(Dataset rows for apps and sites)

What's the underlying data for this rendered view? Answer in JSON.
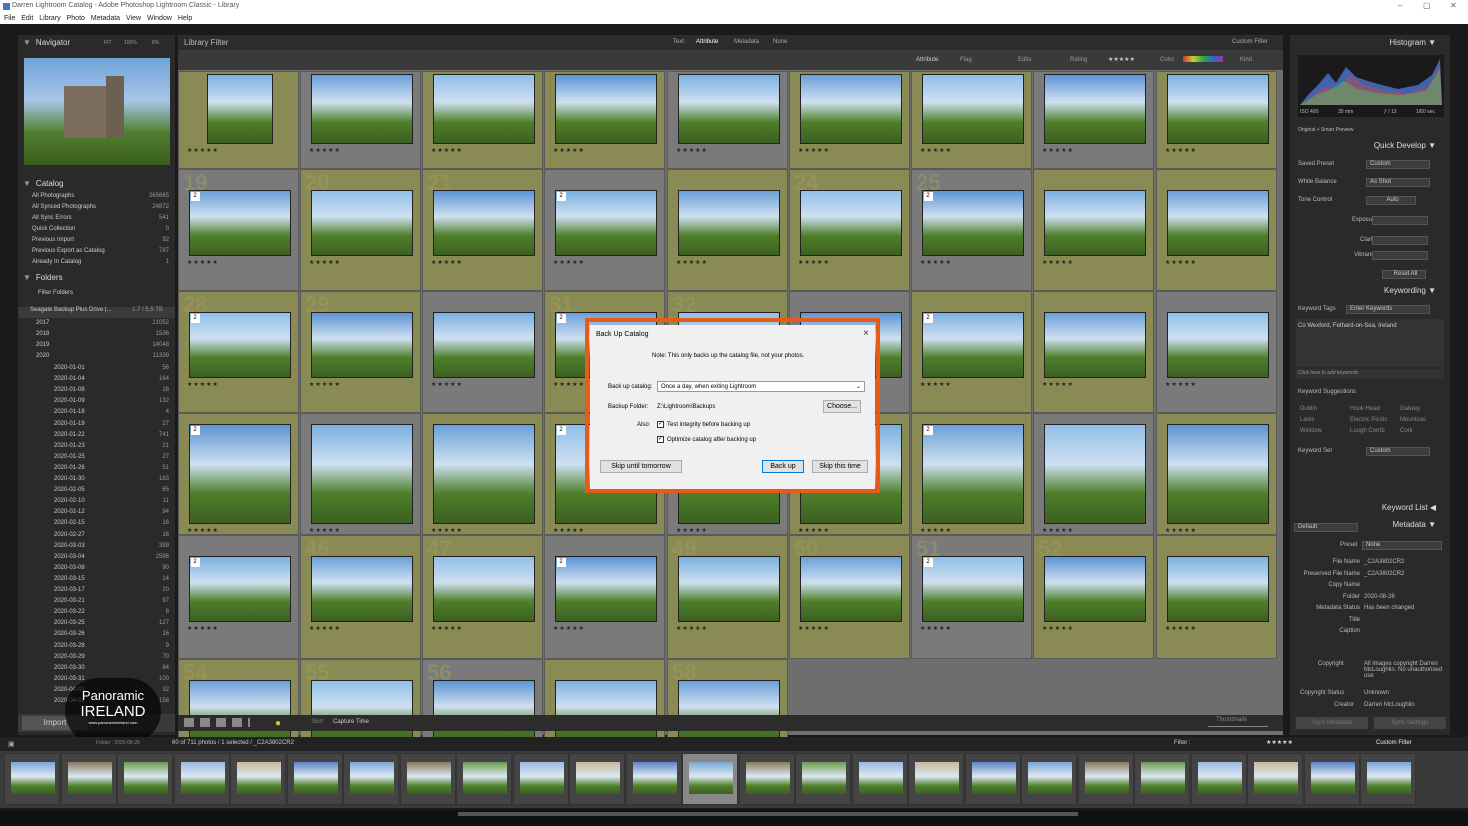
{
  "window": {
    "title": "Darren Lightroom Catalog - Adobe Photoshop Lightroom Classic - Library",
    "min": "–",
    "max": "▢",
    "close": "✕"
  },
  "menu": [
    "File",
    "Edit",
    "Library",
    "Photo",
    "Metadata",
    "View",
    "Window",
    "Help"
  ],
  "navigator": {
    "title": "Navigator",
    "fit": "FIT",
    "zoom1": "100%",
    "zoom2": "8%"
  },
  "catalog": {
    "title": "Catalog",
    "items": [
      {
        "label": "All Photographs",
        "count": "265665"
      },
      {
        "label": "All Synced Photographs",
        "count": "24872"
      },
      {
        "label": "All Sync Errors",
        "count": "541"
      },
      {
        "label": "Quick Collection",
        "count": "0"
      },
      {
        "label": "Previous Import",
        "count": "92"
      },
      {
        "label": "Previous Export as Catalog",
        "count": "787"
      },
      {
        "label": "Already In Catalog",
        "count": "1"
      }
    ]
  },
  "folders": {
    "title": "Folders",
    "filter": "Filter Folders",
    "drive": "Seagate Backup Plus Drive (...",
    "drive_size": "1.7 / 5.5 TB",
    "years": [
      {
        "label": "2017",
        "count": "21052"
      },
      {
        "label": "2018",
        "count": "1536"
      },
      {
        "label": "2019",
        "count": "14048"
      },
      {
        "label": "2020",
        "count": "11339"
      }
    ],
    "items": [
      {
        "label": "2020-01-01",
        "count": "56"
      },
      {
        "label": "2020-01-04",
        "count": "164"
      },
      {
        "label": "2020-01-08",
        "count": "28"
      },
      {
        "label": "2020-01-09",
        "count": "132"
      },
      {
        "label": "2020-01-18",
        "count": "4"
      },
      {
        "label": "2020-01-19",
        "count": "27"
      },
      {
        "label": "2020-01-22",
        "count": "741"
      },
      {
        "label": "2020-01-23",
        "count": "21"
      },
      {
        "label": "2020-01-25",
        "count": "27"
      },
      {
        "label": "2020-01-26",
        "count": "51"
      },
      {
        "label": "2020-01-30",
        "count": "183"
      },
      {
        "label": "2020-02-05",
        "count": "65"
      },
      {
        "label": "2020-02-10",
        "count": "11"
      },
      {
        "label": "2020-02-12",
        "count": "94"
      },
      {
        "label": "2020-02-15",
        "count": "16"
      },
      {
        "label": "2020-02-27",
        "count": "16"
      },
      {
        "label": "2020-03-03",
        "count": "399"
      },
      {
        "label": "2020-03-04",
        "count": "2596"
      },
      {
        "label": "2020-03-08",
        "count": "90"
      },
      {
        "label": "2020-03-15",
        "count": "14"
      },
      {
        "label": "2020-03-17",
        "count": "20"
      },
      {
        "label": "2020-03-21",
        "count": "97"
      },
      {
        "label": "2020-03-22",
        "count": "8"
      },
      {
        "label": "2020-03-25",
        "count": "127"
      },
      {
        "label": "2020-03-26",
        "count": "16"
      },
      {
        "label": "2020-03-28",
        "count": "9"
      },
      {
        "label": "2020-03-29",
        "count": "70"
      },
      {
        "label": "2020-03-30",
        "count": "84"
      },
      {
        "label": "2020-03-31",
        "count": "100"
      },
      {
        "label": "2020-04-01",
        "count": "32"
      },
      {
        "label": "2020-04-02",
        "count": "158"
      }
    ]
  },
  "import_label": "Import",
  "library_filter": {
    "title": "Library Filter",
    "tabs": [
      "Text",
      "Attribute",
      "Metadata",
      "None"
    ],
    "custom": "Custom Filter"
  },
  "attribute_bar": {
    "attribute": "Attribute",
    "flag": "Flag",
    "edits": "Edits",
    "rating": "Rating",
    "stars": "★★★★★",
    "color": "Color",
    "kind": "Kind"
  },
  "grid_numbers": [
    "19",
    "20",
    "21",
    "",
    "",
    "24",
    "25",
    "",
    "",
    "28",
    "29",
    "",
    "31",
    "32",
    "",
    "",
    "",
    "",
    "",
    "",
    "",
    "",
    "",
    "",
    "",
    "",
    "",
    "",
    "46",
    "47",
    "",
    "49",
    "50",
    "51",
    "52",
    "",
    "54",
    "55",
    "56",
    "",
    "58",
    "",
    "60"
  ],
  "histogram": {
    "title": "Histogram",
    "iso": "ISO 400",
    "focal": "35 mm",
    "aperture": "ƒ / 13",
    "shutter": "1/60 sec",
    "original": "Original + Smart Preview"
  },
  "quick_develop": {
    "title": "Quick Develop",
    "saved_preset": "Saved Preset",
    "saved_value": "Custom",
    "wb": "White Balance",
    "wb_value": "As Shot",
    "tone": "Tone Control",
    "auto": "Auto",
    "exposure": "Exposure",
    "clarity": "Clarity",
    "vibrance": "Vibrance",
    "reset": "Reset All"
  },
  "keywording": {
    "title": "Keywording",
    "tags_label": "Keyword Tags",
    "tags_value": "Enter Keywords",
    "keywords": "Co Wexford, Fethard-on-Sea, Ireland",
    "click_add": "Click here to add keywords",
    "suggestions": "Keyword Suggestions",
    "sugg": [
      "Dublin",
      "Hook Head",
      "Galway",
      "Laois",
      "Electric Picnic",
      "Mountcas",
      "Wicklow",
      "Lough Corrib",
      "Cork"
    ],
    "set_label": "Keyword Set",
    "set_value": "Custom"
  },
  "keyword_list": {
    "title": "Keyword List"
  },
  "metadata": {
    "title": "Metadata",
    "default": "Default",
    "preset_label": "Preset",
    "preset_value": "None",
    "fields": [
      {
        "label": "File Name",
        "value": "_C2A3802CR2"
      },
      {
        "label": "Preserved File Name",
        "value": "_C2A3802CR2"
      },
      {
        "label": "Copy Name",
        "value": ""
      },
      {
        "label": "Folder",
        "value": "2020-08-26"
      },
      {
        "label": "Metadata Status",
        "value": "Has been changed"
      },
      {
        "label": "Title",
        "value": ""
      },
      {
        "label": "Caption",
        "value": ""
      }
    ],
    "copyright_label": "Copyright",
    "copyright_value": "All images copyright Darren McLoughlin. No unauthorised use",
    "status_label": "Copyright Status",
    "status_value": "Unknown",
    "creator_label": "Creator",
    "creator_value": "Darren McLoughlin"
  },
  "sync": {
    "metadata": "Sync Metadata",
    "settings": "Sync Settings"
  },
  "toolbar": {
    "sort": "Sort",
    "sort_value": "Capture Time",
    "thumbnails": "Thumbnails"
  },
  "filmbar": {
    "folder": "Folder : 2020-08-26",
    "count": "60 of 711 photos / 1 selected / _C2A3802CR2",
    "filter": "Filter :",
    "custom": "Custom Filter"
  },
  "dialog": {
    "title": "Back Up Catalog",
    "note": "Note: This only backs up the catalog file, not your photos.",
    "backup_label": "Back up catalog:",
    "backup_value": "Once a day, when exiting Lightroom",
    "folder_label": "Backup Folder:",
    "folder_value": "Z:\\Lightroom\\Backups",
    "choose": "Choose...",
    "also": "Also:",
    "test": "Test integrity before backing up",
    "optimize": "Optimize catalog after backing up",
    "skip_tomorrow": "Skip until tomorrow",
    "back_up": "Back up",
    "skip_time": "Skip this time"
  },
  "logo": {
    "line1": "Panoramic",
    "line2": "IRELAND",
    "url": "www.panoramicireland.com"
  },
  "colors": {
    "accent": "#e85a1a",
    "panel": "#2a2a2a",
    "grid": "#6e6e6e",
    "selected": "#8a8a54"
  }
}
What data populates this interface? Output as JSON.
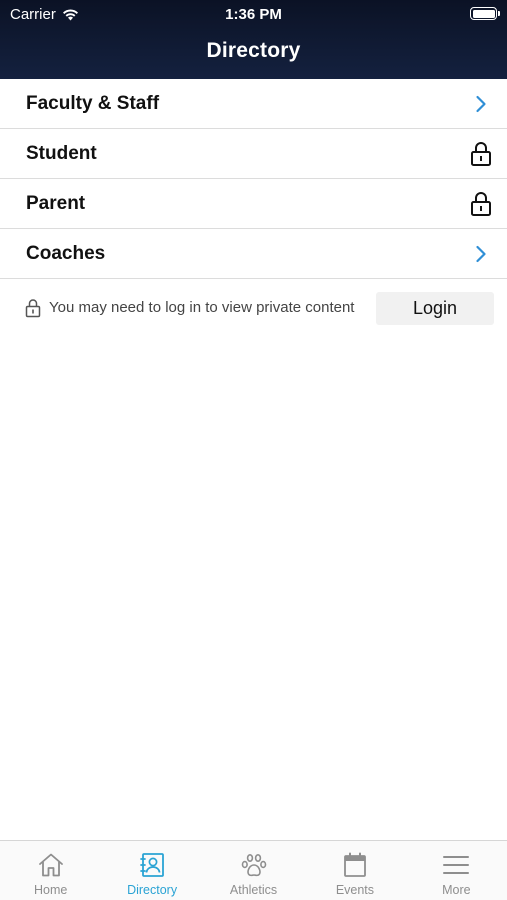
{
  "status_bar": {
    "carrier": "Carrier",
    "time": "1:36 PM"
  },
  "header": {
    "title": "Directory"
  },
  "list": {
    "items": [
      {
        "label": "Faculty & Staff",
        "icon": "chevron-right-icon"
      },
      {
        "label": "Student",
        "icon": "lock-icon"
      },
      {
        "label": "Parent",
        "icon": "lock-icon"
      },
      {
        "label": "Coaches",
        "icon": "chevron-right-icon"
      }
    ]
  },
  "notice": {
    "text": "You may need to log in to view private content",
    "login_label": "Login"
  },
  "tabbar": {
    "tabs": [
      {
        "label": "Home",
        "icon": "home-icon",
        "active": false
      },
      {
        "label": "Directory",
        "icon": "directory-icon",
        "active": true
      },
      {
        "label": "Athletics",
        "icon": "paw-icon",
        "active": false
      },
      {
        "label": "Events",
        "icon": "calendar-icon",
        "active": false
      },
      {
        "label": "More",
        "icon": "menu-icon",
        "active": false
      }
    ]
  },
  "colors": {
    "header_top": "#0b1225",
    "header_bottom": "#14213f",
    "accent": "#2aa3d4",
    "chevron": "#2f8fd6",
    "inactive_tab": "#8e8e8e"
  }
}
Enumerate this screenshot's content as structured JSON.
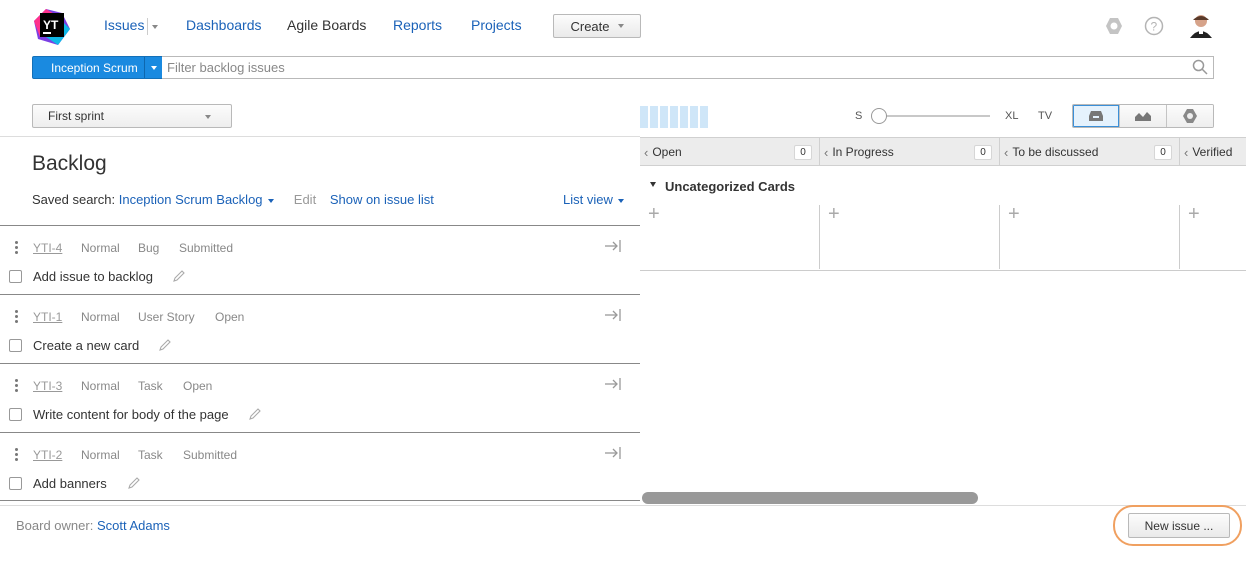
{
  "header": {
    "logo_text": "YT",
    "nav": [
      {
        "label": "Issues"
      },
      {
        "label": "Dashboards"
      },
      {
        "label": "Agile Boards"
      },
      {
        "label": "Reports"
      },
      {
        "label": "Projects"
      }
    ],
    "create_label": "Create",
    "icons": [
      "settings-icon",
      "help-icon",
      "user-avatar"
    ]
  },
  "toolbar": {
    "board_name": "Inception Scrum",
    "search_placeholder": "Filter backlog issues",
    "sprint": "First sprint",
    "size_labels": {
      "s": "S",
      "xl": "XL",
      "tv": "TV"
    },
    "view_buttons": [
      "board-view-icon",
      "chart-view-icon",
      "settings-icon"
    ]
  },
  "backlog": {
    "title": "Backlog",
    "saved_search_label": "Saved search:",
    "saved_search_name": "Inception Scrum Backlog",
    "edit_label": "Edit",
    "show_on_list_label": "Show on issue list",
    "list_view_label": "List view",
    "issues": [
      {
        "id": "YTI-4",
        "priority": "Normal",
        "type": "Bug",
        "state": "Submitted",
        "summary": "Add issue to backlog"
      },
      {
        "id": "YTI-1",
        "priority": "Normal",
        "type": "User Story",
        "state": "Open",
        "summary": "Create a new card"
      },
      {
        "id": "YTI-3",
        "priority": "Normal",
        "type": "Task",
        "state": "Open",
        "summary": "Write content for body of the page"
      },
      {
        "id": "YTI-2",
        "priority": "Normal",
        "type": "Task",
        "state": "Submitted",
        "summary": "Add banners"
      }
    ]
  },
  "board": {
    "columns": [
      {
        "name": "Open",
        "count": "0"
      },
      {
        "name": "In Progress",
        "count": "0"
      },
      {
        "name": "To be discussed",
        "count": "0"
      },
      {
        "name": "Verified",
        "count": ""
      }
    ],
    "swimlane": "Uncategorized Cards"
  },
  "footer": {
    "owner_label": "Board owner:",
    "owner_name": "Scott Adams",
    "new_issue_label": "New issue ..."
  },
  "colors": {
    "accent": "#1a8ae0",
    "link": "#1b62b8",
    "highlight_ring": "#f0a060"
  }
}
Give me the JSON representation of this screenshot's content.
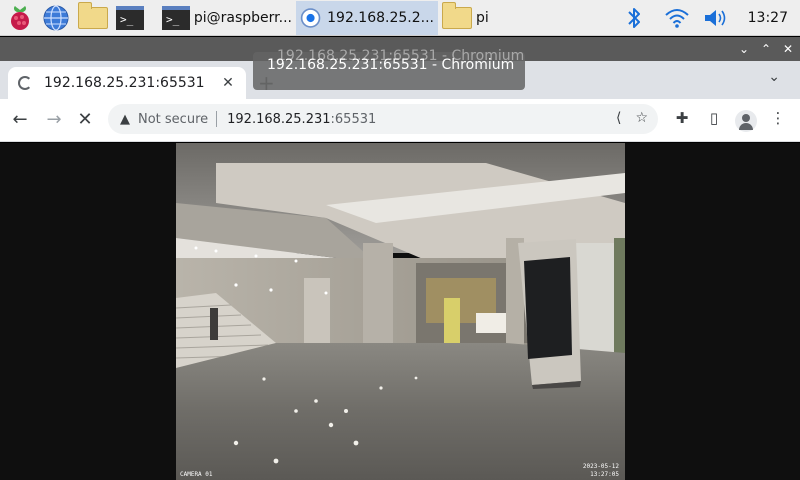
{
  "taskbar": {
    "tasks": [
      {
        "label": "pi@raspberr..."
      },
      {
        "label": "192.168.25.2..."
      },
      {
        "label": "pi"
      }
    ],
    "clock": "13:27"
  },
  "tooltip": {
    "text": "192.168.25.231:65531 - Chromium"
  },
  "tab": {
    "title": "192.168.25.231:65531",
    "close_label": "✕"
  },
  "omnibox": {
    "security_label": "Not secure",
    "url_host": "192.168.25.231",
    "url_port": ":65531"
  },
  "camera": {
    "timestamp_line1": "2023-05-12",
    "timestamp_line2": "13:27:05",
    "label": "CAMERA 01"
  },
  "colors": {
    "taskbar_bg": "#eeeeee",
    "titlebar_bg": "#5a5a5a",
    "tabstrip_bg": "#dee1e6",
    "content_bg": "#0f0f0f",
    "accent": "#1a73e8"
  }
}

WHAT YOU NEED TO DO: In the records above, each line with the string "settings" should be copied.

OUTPUT BELOW:
    "settings": "Sync Settings"
      "settings-icon",
      "settings-icon"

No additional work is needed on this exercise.